Free Allergy and Asthma Screenings Offered Nationwide

Adults and children with symptoms of asthma such as wheezing, coughing or shortness of breath can find out if they are at risk for asthma through the 16th annual Nationwide Asthma Screening Program. And, new this year, participants can see if a runny nose or itchy eyes might be allergies.

Allergists will offer more than 200 free allergy and asthma screenings through the American College of Allergy, Asthma and Immunology’s (ACAAI) public service campaign that helps those with breathing difficulties that might be asthma. The 2012 program also will offer testing for allergic rhinitis, often called hay fever, and exercise-induced bronchoconstriction (EIB), breathing problems that occur during or after exercise.
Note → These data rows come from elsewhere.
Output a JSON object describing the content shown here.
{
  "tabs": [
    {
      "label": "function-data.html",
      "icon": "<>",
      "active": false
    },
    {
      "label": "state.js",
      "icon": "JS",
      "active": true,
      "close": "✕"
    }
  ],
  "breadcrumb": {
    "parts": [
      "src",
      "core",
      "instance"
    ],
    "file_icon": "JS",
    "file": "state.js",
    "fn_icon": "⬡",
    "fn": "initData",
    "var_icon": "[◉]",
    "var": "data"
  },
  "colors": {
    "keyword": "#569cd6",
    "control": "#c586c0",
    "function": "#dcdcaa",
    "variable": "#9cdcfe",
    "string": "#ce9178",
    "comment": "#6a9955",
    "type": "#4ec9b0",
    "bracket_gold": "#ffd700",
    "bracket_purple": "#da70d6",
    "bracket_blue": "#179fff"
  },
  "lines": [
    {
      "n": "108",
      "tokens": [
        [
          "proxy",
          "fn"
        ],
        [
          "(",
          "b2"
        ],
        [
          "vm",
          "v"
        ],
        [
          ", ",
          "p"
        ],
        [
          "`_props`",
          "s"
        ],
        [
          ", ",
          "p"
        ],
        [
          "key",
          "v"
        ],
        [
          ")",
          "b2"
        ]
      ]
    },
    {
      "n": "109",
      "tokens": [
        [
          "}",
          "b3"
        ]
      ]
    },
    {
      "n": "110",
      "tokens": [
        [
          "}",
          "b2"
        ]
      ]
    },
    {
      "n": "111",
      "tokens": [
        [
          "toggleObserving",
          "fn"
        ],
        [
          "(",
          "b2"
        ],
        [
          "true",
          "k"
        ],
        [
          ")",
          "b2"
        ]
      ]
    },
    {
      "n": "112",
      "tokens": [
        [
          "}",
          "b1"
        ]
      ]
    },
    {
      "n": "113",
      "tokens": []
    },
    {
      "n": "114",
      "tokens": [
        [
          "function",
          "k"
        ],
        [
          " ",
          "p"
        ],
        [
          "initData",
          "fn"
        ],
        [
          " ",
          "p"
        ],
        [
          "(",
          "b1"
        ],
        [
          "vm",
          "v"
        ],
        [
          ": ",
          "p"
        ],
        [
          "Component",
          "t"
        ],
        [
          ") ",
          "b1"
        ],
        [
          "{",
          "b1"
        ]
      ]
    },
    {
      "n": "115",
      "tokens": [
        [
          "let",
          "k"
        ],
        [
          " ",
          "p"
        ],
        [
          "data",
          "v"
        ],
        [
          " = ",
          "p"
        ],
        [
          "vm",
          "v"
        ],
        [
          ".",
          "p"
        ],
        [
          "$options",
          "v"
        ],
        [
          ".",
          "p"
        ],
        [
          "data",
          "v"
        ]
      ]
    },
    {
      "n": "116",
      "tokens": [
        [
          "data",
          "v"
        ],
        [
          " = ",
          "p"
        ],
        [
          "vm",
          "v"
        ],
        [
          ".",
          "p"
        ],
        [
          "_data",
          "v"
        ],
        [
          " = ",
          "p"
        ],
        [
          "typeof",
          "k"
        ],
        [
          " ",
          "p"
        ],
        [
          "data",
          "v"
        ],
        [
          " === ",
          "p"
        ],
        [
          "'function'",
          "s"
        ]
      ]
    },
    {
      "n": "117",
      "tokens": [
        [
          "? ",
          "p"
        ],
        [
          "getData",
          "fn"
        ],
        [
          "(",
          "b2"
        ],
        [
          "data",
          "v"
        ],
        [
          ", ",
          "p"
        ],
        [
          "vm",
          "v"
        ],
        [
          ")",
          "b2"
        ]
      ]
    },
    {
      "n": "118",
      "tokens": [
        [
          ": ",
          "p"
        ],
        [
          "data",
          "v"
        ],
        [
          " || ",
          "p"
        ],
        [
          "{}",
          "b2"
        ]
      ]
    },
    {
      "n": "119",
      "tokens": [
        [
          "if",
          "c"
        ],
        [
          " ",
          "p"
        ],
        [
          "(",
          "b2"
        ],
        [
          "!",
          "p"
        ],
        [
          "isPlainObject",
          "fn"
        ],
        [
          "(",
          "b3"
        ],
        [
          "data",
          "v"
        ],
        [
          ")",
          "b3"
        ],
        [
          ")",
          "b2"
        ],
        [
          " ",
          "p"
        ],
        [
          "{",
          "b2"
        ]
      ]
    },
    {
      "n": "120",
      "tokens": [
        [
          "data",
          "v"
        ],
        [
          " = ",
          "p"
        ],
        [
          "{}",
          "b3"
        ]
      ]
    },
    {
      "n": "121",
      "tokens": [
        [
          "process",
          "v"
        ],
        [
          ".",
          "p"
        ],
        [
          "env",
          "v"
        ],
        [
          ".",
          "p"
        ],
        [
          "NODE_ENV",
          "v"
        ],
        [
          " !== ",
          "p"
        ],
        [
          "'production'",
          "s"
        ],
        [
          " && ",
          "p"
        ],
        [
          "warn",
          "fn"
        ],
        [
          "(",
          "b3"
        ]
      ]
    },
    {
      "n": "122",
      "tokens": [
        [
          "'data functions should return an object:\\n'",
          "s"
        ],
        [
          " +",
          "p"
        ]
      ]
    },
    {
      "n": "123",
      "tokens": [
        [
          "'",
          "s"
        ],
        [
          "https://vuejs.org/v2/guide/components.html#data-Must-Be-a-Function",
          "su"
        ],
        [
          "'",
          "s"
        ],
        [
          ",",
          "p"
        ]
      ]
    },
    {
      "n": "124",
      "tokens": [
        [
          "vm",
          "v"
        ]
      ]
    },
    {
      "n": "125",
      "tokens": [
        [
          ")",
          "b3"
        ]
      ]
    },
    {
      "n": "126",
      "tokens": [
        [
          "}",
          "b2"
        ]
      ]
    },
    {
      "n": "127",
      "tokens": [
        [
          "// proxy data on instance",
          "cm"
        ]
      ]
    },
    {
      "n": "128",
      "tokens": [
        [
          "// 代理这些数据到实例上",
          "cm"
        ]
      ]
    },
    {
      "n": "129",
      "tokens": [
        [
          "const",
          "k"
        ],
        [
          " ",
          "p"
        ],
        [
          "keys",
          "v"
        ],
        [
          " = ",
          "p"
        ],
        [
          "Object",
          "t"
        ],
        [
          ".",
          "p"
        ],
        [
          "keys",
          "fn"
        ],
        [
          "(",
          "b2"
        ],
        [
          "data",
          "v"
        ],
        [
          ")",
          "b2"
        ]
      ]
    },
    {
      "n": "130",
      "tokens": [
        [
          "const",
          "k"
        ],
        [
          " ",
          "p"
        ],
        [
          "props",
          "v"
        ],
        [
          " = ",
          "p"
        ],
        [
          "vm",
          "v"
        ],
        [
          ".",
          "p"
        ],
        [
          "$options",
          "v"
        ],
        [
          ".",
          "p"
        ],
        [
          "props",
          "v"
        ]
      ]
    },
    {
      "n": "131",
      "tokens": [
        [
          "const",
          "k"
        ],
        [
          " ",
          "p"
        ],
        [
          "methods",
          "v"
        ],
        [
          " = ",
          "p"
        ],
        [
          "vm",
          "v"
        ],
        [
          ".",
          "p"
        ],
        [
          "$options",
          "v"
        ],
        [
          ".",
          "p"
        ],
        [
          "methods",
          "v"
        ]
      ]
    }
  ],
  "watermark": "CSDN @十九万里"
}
“Asthma and allergies are often connected, and we offer the tools and resources, both available at the screenings and online, to give people a chance to see if they are at risk and get them on the path to find relief,” said allergist John Winder, MD, chair of the ACAAI Nationwide Asthma Screening Program. “The screening is quick, painless and free and now checks for three conditions that could affect your quality of life.”

Online tools are available at, including a list of screening locations and the interactive which allows those with EIB to track their symptoms and exercise activities and share them with their allergist.

More than 24 million Americans, including 7.1 million children, have asthma. The disease is responsible for almost 4,000 deaths a year. An asthma attack is often triggered by allergens such as pollen, dust and animal dander, certain drugs and food additives or respiratory infections. Although the exact cause of asthma is unknown, many treatments are available to control this chronic inflammation of the airways in the lungs.

Allergic rhinitis affects 10 percent to 30 percent of adults and up to 40 percent of children. One-third will develop asthma. Allergic rhinitis can be seasonal, with symptoms brought on by sensitivity to pollen from trees, grasses or weeds, or to airborne mold spores.

Sometimes, sensitivity to house dust mites, animal dander or cockroaches can trigger a reaction, called perennial allergic rhinitis.

Between 80 percent to 90 percent of people with asthma also have EIB and the condition affects 10 percent of Americans who do not have asthma. When people exercise, they often breathe rapidly through their mouth instead of allowing their nose to warm and humidify the air. The cold, dry air that reaches the bronchial tubes can trigger breathing difficulties within five to 15 minutes after starting exercise and may occur for several minutes after stopping.

“Allergies and asthma are serious diseases and that’s nothing to sneeze at. Misdiagnosis and inappropriate treatment can have serious health consequences,” said Dr. Winder. “Board-certified allergists are the best-trained health professionals to perform allergy testing and treat allergic diseases effectively so that people with asthma, allergies or EIB should be able to work, exercise and sleep well at night without symptoms.”

Allergists work with other healthcare professionals to conduct free screenings at shopping malls, civic centers, health fairs and other locations throughout the country. The screenings also offer people already diagnosed the chance to see if their condition is under control.

During a screening, adults complete a Life Quality (LQ) Test developed by the ACAAI. Children under age 15 take the Kids’ Asthma Check that allows them to answer questions themselves about breathing problems and another version is available for parents of children up to 8 years of age to complete on their child’s behalf. Questions on allergies also are included.

To screen for asthma and EIB, participants take a lung function test that involves blowing into a tube. All participants meet with an allergist to determine if they should seek a thorough examination and diagnosis for any of the conditions.

Teva Respiratory, LLC supports the Nationwide Asthma Screening Program.

SOURCE: American College of Allergy, Asthma and Immunology (ACAAI)